NEW YORK — In the program for "Lucky Guy," the play
That's a pretty good description of the drama, Ephron's valentine to
This was the period when racial tensions were soaring, the crack epidemic was in full swing and the streets were so tough it wasn't always easy to tell the good guys from the bad. Chronicling this tumult were three pugnacious newspapers — the New York Post, the New York Daily News and the newcomer, New York Newsday — which fought for readers' attention subway car by subway car, their covers singling out heroes and villains in the town's cast of corkers.
The play, which opened Monday at the Broadhurst Theatre with a winning ensemble performance by
The dramatic path "Lucky Guy" travels down isn't quite as assured as the high-adrenaline milieu it resurrects. Filmmaker, essayist and beloved dinner party raconteur, Ephron was a master storyteller, though there are times when it seems like her script would rather be a screenplay. At other points the play loses itself in narration that vaguely sounds like the voice-over for a jazzed up PBS documentary, with various talking heads competing to tell their version of the McAlary story.
But this vibrantly acted production, directed by George C. Wolfe with his signature urban zip, does its best to mitigate the dramatic deficiencies by keeping the wider scene pulsating even when the protagonist's journey grows fuzzy or loses steam. The projections animating David Rockwell's kinetic sets only accelerate the staging's step.
Mike McAlary, Hanks' role, is all the things a tragic character is supposed to be — passionate, ambitious, morally complicated. But the play too often feels like a straight biography. Ephron dramatizes the major episodes of McAlary's career, allowing the headlines to guide her rather than her own insight into what made him tick.
His story certainly supplies enough rising and falling action for a Broadway play. A brash Irish-American journalist, he was determined to become the new Jimmy Breslin, keeping the city's straphangers engrossed in their own outrageous story. He succeeded, but his recklessness cost him.
His career never fully recovered from a series of columns in which, getting his information from misinformed police sources, he accused a rape victim of making false accusations. And although he won a Pulitzer for his Daily News columns exposing the heinous abuse of Abner Louima by New York police officers, his ending was a tragic one. He died of cancer at 41.

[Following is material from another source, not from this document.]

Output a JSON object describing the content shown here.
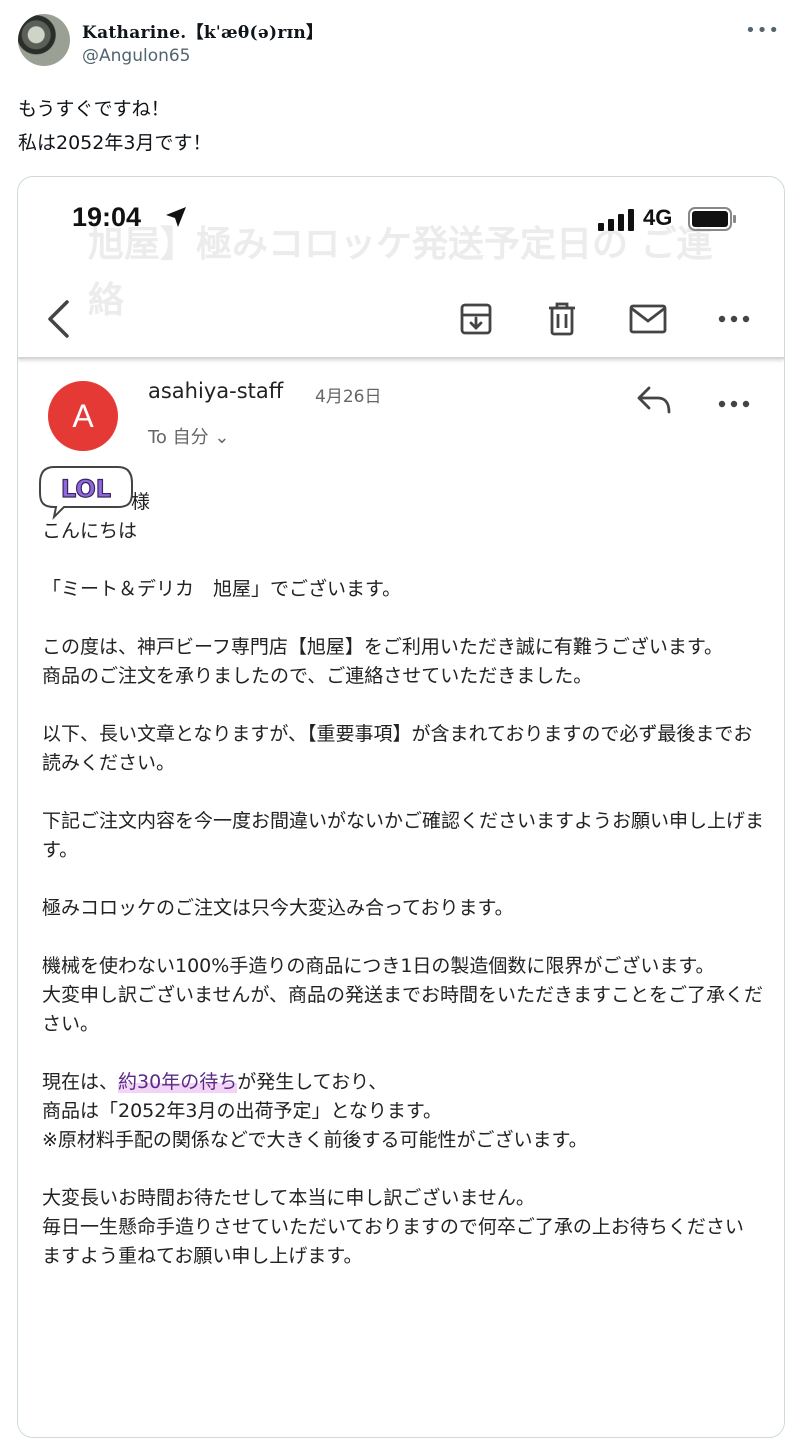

McAlary isn't a completely likable fellow, but some of the best plays ever written ("Oedipus Rex" and "King Lear," for starters) are dominated by figures that fill us with an uncomfortable ambivalence. And in any case, Hanks' Everyman charm renders the problem null and void. Not liking Hanks deserves a category in the Diagnostic and Statistical Manual of Mental Disorders. He doesn't sand down McAlary's rough edges and we're still more or less favorably disposed to the character.
McAlary's journey, however, lacks the heroic scope needed to keep us fully invested. He's not seeking greatness, he just wants to be scoring front page headlines. Being first matters more to him than being fair, and compromising comes naturally.
He disappoints his steadfast wife, Alice (
When Abner Louima (Stephen Tyrone Williams) enters the picture, McAlary is undergoing
Ephron and Hanks, whose past collaborations ("Sleepless in Seattle" and "You've Got Mail") one or two of you may have heard a little something about, seem to be on the same page with McAlary's character. Hanks' disciplined performance lends just enough sympathy — the humanity that occasionally moistens McAlary's eyes could never be confused with saintliness.
And when the writing gets a touch mawkish, as with McAlary's speech to his colleagues after learning of his Pulitzer win, Hanks wisely underplays the moment. His acting is at its most moving when he's not speaking at all, just wandering silently amid all of McAlary's second thoughts.
This is a team performance, and Wolfe has fielded a company of theatrical all-stars.
The part of Alice is a bit stereotypical, but Tierney stands by her man with an unfussy charm and a strong suggestion of independence. She knows better than anyone that McAlary is flying too close to the sun, but she also knows that no matter how far he goes, he's still only a commuter train away.
The Broadhurst's marquee calls "Lucky Guy" "A New York Play," and this is both its strength and its limitation. But the glass seems more than half full to this Brooklyn-born critic. Ephron loved this city, and the city loves her back in this top-notch Broadway production.